Four Understandable Reasons Why People Don’t Wear Masks … and What to Do

Boy, this is a topic I didn’t want to get into. It is so controversial and divisive. But as time goes on, and I guess it will continue to go on, it seems too important for me to ignore.

Masks! Please don’t stop reading. Even if you are sick of this whole subject and satisfied with your decisions and that of others, please read ahead. It might give you some insights into yourself or friends and families that might help.

Most people I see when I’m in town are wearing masks. It’s a law in Los Angeles and here in Kern. There are those I know, though, who tell me they are not doing it anyway. I was curious as to why so I’ve asked them. Two have medical conditions that prevent them from wearing a mask, but here are the most common things others have told me.

“I’m done with this!”
“They are too hot and uncomfortable.”
“They steam up my glasses.”
“Dr. Fauci said we didn’t need to wear masks.”
“Now that we’re opening up and COVID is over … “
“It’s no worse than the regular flu and we don’t wear masks for that.”
“My friends make fun of me if I wear a mask.”
“No one can tell me what to do with my body and how I live my life.”
“It’s a personal choice and I chose not to.”
“They don’t protect me so I’ll probably get it anyway.”
“I’m not old, I don’t work in a processing plant or live in a nursing home.
I’m young and healthy. I feel fine. My friends aren’t sick. I don’t need a mask.”

I understand. I really do. I don’t like wearing them either. They are hot and they do steam up my glasses and they cut off my peripheral vision to attend to my service dog when we’re out. I have to keep looking down constantly to check on him and then I’m not looking where I’m going. And I really hate that no one can see when I’m smiling at them.

So believe me, I understand not wanting to wear masks. I can’t wait to get home or back in the car to take mine off. So what’s up with the others’ concerns?

To start with the reason I put up with wearing a mask despite how miserable they are.  I heard a health professional who had been traveling from ER to ER in various cities and countries talk about what he had noticed. He said this.

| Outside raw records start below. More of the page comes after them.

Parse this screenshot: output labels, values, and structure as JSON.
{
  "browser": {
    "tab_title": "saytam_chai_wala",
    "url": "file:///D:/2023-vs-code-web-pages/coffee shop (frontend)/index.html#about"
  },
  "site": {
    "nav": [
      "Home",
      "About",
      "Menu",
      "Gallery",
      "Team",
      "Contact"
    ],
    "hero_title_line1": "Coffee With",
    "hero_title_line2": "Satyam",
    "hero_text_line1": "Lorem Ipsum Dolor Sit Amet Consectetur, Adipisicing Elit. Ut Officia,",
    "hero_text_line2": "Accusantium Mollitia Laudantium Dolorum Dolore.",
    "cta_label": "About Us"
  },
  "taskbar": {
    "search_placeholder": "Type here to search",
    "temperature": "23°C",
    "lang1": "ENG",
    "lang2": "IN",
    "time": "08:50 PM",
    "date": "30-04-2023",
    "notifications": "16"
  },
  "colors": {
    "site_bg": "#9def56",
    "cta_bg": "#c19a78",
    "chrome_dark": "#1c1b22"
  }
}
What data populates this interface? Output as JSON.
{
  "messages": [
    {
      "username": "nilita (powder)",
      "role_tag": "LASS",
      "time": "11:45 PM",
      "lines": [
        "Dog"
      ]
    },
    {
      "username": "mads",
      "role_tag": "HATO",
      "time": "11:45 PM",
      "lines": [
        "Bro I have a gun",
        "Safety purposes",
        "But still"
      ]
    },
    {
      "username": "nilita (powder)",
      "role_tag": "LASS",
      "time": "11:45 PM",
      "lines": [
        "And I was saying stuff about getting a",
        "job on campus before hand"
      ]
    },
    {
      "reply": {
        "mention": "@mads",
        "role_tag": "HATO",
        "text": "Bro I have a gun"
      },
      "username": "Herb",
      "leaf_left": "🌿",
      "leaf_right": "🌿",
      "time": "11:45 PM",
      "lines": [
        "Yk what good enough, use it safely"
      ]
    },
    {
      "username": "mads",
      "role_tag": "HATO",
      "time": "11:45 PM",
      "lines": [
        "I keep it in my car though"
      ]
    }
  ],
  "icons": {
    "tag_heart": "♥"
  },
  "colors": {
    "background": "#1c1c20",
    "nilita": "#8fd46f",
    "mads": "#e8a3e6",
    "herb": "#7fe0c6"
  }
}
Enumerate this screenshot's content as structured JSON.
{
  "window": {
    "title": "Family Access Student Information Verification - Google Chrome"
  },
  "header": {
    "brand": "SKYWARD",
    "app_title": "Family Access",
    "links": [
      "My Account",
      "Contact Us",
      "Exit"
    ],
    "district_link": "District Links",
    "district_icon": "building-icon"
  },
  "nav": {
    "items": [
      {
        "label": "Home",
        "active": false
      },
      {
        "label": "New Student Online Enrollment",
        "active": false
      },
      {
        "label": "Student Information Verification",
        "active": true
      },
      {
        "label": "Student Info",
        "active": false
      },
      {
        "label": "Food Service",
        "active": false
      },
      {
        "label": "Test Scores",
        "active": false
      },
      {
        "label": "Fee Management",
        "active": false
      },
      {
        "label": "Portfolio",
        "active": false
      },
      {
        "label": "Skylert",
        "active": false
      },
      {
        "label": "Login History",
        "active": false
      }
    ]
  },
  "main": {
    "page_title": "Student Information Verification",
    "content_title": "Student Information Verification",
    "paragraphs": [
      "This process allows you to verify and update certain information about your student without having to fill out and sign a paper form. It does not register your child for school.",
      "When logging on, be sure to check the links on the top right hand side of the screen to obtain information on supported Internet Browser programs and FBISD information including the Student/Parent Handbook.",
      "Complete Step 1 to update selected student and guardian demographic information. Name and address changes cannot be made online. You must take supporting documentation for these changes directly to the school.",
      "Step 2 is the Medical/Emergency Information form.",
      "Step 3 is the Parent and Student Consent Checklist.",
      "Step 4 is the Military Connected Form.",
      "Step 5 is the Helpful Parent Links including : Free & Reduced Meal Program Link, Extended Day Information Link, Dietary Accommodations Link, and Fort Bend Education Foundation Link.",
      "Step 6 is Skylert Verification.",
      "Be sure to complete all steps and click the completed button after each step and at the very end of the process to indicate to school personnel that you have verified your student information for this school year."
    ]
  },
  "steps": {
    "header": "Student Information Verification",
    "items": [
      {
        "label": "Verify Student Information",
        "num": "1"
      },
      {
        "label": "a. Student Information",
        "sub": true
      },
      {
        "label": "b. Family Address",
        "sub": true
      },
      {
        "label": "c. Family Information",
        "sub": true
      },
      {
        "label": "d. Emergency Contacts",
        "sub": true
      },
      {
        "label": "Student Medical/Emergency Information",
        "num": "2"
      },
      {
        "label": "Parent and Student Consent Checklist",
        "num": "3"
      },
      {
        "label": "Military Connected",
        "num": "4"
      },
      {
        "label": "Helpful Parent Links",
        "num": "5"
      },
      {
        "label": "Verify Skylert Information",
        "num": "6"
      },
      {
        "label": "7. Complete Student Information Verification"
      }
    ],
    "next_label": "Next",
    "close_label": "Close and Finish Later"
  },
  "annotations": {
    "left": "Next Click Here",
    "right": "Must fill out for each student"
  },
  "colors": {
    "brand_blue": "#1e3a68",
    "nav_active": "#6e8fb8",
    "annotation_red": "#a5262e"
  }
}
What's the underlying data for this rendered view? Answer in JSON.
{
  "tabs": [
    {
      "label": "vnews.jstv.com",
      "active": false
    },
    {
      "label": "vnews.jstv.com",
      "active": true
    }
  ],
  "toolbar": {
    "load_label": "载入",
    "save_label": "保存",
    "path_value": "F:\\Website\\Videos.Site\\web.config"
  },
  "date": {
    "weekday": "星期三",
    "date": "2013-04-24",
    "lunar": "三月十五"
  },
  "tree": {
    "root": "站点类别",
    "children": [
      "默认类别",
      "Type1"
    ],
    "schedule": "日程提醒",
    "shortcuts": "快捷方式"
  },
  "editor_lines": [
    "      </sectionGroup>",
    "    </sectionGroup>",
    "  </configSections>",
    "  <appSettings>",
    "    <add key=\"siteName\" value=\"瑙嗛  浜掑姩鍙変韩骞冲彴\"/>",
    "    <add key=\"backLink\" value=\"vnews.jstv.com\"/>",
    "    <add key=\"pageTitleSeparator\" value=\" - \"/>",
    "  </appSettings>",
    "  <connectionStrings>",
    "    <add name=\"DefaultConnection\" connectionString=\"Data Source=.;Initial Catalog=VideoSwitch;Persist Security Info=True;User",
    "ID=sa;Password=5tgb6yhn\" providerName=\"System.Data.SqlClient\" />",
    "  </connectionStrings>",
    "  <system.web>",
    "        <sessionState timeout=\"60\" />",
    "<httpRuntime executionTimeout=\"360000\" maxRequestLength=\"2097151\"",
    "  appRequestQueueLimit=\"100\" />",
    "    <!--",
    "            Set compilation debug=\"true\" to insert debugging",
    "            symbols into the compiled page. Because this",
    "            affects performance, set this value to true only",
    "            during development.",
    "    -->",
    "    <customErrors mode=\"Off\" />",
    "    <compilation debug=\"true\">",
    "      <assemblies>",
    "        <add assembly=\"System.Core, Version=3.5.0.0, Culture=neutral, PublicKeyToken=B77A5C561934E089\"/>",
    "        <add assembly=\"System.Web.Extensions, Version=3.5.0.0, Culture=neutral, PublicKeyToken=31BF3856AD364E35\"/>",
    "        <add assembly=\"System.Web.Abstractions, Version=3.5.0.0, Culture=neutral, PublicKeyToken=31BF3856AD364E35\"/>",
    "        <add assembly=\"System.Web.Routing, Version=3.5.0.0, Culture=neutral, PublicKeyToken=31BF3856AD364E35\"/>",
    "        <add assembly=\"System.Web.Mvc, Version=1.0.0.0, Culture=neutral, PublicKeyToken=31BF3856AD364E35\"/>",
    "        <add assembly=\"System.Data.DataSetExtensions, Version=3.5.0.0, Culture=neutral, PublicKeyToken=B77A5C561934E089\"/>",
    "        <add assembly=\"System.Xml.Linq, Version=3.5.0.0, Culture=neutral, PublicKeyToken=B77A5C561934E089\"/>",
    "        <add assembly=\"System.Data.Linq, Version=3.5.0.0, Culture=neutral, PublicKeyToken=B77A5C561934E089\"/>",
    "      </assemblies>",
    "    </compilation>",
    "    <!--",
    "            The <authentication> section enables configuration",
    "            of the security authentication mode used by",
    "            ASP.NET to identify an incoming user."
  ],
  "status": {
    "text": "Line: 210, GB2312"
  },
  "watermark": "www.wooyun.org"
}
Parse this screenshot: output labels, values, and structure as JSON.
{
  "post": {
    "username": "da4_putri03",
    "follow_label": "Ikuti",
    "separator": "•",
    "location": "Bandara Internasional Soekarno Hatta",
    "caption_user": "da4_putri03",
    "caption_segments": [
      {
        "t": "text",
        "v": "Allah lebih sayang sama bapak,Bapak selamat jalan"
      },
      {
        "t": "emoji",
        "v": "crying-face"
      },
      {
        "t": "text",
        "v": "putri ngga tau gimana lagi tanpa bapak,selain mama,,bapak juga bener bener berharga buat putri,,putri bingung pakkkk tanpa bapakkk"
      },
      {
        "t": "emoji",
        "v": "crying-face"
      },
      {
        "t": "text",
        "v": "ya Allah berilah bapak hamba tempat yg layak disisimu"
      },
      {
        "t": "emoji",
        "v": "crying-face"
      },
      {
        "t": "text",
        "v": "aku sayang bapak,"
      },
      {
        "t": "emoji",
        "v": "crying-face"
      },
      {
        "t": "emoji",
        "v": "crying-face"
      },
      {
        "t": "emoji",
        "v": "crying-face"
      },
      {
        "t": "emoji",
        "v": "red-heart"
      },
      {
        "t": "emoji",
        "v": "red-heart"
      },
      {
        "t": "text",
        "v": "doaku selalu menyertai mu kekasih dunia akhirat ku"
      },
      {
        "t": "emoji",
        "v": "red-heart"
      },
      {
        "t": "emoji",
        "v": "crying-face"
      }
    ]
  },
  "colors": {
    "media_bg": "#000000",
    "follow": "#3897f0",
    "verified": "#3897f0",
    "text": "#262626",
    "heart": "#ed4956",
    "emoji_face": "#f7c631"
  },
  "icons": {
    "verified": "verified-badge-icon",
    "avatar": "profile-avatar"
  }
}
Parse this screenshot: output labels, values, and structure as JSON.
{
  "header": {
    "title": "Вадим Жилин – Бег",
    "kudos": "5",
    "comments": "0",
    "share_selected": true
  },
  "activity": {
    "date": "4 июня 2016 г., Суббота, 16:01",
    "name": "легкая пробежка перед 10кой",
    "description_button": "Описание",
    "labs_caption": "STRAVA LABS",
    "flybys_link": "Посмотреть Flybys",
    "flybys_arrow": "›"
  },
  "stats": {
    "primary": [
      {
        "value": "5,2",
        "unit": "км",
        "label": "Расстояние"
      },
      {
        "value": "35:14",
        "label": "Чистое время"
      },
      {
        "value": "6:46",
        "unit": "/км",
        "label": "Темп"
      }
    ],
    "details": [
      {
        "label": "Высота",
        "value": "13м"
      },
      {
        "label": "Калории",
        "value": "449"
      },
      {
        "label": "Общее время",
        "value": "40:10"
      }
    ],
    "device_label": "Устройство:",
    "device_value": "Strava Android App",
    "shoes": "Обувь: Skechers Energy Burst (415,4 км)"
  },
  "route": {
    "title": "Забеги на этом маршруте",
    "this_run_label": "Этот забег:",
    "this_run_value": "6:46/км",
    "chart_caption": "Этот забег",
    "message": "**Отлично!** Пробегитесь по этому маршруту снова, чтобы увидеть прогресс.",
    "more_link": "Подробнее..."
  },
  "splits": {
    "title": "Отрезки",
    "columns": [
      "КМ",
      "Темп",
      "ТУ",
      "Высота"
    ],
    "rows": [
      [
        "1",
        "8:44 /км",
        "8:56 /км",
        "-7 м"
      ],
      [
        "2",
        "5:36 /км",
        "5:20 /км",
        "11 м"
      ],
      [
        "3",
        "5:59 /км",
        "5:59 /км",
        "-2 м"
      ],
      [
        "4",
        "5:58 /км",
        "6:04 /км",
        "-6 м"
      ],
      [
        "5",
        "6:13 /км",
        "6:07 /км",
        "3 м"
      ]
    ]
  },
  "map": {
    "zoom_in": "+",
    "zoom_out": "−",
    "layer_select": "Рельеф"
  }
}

 “In places where people are wearing masks, there are fewer COVID-D cases than where masks are not being worn.”

That did it for me because I DON’T want to get this disease. I don’t want my husband to get it from me. I don’t want anyone to get it from me. It is just a too scary and unpredictably awful disease.

But obviously that doesn’t do it for some others. To take mask-wearing seriously enough to do that, we need to believe four things:

Four Beliefs We Need to Put Up with Wearing a Mask

  1. The COVID pandemic still exists. If someone believes COVID is over or about to disappear, they’ll be less inclined to put up with the discomfort of wearing a mask.
  2. COVID is a grave health crisis. If someone believes COVID exists but is no big deal, no worse than the seasonal flu and is being blown of out proportion, why wear a mask?
  3. If we believe COVID is getting worse and can’t be stopped, we’re less motivated to wear masks, concluding instead that we have to get on with life, learn to live with COVID and accept however bad it gets.
  4. COVID will be with us for an unknown amount of time before there is a vaccine and there are steps we can take to reduce it, and you can help by wearing a mask to make a positive difference for yourself and those you love. If one thinks they can’t get COVID; that they are perfectly healthy and safe, or they believe someone is just trying to make us do something they don’t want to do, or that what we personally do won’t matter, then there’s little motivation to put up with wearing a mask.

What Do You Believe?

In this context, you can see the beliefs underlie the comments I’ve heard. How about you? Do you believe or disbelieve these four statements?  How about your friends and family members? Do you or they have questions or doubt some of these statements?

I don’t believe people who aren’t wearing masks do so because they don’t care about their health or the health and lives of others. I think it could be that they don’t want to believe these statements. They are too ugly, too difficult, too awful. It’s easier to believe otherwise. Or maybe their beliefs are simply based on the information they have. Or maybe they haven’t thought about these things and are just focused on enjoying a normal life.

What To Do

If you have doubts about the truth of these statements you should explore your doubts. How did you form your beliefs? How did you come to them? What are they based on? What is the evidence for or against them? According to whom are they true? Or not true? What is the source of their conclusions? What is their evidence?

To clarify your thoughts about the four beliefs, you can Google these statements on reputable medical sites that reflect direct experience with COVID. You’ll find well-documented answers to consider and weigh. Just be sure the information you consider is up-to-date. What is known about this virus and what to do about it changes almost daily.

This kind of search is how I found my answers to the four beliefs and I would be glad to share what I found. But I’d rather you seek it out yourself because, blessedly, I do not have direct experience with the COVID virus so I’ll be sharing second-hand information.

You can explore these same beliefs with doubting friends and family members in non-judgmental, compassionate ways. Let’s hope as we do this kind of investigation, we can get through the controversy and divisiveness by being tough, smart, united, disciplined, and loving.

If you’re struggling with feeling safe again, please call or email me to see if I can help you and if you are interested in any subject on this site, please contact me.